Now, acne is the most common condition that is treated with red and blue light therapy, but it is not the only condition it has proved effective against. In photodynamic therapy, dermatologists have discovered a new tool in the fight against skin cancer, specifically in skin cancer patients with actinic keratoses. Actinic, or solar keratoses, are the rough, scaly lesions found on the face and scalp of fair-skinned people who have endured long-term sun damage.

Actinic keratoses have been traditionally treated using cryotherapy, in which the lesions are freeze-dried with liquid nitrogen. Photodynamic therapy is now being used to treat cases of this ailment by first applying a light-sensitizing chemical on the skin which will activate once it is exposed to the blue light. The chemical becomes active by reacting to a specific wavelength in blue light, creating what is known as oxygen radicals that attack the lesions and cancerous skin. The treatment has proven up to 14% more effective than cryotherapy when treating actinic keratoses, with some lesions disappearing completely in as short as three months.

Although the full extent of its effectiveness for treating this type of cancerous lesion is still under investigation, it is seeing more and more use as it turns out to be a less invasive and discomforting procedure over other alternatives such as cryotherapy or topical chemotherapy. This, however, does not come with its downsides. Photodynamic therapy can prove to be time-consuming and costly for some patients.

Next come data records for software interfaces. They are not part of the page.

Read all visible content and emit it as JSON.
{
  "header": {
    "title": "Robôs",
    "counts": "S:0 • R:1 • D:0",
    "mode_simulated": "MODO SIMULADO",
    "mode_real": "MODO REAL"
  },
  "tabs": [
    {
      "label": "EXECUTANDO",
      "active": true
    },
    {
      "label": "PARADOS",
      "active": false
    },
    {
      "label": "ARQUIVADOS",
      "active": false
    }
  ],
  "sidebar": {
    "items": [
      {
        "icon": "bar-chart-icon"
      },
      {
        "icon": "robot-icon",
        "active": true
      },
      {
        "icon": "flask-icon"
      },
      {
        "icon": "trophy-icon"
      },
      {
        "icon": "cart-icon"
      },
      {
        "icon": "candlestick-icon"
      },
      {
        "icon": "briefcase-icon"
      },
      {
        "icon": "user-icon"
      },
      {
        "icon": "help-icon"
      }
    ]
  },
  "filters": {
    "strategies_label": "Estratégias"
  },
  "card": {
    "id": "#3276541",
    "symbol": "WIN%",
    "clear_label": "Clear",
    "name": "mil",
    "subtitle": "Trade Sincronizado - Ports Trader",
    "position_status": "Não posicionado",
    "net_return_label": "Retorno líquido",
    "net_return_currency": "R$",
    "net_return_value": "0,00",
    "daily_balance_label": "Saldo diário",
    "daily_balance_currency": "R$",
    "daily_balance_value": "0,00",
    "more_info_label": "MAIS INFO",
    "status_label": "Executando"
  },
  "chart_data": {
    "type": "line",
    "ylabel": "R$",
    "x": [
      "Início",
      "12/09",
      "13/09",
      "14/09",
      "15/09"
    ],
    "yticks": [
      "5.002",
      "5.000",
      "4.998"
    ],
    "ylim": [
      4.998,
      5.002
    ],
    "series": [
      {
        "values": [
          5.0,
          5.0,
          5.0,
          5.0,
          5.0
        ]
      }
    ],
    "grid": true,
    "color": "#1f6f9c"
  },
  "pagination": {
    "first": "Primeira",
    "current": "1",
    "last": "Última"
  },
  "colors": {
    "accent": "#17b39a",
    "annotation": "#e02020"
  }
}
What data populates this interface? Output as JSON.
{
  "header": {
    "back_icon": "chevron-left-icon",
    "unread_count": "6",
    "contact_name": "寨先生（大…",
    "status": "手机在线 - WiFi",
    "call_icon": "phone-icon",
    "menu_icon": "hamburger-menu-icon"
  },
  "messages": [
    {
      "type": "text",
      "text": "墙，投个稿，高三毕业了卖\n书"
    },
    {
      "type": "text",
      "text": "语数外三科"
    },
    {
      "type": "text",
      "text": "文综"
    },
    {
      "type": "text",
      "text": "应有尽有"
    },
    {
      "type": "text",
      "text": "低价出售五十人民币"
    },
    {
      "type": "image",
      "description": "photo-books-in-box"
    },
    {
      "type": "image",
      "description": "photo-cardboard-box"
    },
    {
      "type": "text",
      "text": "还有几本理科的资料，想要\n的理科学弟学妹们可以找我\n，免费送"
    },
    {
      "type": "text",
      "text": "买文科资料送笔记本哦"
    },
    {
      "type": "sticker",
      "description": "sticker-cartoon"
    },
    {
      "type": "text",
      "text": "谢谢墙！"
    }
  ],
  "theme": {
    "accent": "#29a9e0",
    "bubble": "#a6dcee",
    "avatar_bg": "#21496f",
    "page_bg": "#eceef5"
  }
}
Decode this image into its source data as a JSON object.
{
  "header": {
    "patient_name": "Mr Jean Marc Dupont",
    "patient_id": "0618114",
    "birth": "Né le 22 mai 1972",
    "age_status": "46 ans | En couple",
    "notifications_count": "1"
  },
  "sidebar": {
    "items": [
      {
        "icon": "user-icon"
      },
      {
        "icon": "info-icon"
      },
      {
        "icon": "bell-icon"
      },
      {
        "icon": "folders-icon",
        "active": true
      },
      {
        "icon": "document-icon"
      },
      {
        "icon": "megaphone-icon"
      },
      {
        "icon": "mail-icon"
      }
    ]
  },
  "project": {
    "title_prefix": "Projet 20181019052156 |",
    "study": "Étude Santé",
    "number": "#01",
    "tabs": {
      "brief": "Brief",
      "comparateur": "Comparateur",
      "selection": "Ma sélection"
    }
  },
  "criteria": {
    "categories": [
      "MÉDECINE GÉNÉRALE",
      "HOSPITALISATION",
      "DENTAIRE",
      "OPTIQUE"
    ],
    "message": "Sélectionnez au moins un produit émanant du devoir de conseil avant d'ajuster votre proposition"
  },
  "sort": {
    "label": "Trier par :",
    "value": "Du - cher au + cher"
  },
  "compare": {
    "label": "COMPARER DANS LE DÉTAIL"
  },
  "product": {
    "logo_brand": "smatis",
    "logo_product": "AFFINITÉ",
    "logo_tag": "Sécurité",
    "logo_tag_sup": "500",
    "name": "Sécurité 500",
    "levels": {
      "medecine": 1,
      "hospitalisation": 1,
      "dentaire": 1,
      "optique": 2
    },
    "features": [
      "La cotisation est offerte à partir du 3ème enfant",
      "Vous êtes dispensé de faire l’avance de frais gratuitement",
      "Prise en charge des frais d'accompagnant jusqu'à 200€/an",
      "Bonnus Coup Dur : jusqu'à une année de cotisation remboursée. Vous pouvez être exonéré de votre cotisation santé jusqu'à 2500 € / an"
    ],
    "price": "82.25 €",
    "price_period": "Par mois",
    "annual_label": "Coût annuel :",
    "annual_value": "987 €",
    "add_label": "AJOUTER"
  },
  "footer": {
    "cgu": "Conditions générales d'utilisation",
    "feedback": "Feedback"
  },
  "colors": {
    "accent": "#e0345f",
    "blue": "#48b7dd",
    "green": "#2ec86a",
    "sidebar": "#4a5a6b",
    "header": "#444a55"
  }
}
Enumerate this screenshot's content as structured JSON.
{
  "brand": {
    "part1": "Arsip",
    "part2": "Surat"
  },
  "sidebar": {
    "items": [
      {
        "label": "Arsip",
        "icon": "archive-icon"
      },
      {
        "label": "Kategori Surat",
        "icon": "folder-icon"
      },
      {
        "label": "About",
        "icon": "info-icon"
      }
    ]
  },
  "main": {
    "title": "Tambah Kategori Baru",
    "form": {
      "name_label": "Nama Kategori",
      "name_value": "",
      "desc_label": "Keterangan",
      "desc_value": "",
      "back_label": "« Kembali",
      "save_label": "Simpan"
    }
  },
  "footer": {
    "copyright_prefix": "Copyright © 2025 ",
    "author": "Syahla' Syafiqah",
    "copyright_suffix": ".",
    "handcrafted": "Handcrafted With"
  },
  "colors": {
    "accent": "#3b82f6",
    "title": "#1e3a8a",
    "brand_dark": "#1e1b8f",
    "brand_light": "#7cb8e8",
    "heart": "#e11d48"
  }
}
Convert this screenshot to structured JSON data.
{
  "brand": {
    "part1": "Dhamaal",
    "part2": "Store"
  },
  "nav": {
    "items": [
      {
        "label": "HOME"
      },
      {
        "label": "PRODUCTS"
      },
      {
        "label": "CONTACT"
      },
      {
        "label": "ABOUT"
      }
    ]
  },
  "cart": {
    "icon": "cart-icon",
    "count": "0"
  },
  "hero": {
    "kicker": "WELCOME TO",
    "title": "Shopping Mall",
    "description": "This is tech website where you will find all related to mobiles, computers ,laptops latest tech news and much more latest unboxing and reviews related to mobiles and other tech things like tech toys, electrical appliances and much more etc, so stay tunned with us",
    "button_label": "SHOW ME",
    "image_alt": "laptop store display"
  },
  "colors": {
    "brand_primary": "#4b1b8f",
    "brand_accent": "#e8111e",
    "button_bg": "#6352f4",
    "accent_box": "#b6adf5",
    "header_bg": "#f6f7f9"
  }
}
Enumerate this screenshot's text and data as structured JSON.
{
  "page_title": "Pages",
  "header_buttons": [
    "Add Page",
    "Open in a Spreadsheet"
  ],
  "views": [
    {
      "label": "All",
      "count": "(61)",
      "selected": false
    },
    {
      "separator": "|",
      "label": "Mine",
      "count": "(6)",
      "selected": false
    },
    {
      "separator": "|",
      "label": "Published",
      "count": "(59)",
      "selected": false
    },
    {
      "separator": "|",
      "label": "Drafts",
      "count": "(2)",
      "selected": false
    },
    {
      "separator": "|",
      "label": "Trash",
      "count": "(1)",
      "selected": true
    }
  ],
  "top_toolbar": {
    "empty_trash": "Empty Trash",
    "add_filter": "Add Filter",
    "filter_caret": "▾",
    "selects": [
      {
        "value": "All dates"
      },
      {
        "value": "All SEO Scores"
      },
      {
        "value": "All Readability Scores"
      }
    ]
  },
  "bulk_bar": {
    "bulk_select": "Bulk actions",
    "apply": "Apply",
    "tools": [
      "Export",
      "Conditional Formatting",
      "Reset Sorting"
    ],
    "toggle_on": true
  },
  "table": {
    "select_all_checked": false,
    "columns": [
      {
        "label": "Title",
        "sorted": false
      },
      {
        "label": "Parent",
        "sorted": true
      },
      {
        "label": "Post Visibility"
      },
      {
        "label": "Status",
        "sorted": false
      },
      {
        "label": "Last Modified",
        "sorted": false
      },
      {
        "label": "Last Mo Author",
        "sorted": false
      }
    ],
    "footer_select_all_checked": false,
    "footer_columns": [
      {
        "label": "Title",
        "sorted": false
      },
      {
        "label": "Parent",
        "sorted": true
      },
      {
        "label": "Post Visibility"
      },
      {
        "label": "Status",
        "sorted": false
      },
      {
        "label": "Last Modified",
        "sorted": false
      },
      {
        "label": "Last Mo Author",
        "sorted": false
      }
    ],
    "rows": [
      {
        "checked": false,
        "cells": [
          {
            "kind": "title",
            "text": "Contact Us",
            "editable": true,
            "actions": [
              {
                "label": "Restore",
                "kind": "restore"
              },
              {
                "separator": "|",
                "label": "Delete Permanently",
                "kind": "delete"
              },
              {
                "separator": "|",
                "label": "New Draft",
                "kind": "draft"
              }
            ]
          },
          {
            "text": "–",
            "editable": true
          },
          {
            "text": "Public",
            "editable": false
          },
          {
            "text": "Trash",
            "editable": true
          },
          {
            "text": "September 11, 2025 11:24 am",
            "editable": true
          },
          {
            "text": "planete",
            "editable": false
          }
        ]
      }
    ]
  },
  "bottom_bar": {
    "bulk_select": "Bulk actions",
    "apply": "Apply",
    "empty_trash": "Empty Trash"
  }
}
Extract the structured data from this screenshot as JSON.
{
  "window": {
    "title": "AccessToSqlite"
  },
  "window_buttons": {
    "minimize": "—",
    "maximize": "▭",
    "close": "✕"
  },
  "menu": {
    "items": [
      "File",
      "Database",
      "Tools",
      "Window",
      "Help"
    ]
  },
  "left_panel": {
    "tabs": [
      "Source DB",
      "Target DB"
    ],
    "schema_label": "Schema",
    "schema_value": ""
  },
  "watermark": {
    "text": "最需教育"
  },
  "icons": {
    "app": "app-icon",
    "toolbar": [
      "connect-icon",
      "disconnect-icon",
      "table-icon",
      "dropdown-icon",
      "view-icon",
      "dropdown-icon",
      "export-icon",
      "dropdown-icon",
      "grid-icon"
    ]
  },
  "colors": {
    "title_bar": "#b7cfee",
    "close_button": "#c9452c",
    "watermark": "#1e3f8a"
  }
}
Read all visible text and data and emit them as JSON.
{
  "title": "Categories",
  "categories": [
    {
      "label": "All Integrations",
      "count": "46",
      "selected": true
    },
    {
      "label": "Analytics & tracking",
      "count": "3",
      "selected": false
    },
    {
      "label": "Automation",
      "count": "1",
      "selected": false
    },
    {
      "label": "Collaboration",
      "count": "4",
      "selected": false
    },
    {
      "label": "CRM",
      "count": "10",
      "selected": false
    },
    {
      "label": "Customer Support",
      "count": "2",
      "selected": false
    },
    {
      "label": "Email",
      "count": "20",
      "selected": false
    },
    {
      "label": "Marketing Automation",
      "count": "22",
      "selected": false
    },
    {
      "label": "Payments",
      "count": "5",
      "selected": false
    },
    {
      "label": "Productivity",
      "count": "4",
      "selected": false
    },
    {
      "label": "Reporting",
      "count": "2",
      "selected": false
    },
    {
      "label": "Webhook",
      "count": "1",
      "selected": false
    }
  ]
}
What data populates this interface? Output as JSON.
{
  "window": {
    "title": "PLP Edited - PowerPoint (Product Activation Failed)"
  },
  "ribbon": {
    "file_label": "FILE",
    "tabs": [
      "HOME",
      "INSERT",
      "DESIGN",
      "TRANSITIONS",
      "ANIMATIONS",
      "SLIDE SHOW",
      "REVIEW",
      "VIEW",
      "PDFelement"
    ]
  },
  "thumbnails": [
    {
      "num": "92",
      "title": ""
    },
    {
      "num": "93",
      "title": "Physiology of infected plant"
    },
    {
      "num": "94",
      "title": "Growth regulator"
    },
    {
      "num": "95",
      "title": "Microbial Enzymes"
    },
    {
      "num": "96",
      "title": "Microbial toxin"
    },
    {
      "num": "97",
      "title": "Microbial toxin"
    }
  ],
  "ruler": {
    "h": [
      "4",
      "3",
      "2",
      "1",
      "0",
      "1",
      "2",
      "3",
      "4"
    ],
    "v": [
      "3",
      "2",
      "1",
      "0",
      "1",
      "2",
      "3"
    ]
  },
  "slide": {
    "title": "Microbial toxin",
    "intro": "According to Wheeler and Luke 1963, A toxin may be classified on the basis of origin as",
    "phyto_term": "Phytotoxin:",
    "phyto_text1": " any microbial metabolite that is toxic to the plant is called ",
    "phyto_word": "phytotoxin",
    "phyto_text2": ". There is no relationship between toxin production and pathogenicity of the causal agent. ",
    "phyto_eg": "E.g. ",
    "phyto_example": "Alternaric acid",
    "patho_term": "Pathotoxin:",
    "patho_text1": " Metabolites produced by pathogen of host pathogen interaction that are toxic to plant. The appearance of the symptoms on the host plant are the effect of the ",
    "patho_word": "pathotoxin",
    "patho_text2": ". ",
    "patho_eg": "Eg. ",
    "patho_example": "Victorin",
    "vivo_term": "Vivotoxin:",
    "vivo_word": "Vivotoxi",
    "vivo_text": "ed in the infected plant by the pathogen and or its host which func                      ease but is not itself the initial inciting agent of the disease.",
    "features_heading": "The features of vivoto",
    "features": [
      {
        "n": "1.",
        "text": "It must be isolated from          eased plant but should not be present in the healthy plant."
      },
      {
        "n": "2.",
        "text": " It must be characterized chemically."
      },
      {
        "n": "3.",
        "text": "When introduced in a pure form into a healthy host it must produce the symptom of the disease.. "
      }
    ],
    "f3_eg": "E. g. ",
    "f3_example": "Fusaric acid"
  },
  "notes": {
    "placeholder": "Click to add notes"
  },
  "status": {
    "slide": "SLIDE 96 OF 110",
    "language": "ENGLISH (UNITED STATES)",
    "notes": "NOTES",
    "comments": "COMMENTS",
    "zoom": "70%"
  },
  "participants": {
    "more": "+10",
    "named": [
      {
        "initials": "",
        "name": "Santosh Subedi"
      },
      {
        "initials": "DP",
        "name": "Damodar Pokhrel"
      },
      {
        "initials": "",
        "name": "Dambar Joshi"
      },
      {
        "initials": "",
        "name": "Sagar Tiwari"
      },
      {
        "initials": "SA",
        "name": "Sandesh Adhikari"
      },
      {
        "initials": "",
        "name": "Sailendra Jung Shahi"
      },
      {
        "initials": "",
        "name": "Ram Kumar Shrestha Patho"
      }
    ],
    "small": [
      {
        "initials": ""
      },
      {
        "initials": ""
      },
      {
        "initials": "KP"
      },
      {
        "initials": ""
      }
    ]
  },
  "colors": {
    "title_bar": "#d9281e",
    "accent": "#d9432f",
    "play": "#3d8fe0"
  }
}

It may also not be suitable for every patient as it has shown that some people present different reactions to the treatment. There are also post-procedural measures that need to be observed by the patient such as carefully protecting themselves from the sun after receiving the treatment, as photodynamic therapy leaves the patient’s skin overly sensitive to sunlight.

As you can see Photodynamic red and blue light therapy is proving to be a great alternative for the treatment of both acne and actinic keratoses and may be suitable for you as well. As is necessary with all medical procedures, consulting with your doctor about your specific case is the best way to find out if this treatment is right for you. While home-applied blue light devices are available and safe to use, it is best to first have a doctor assess your case before attempting any self-treatment.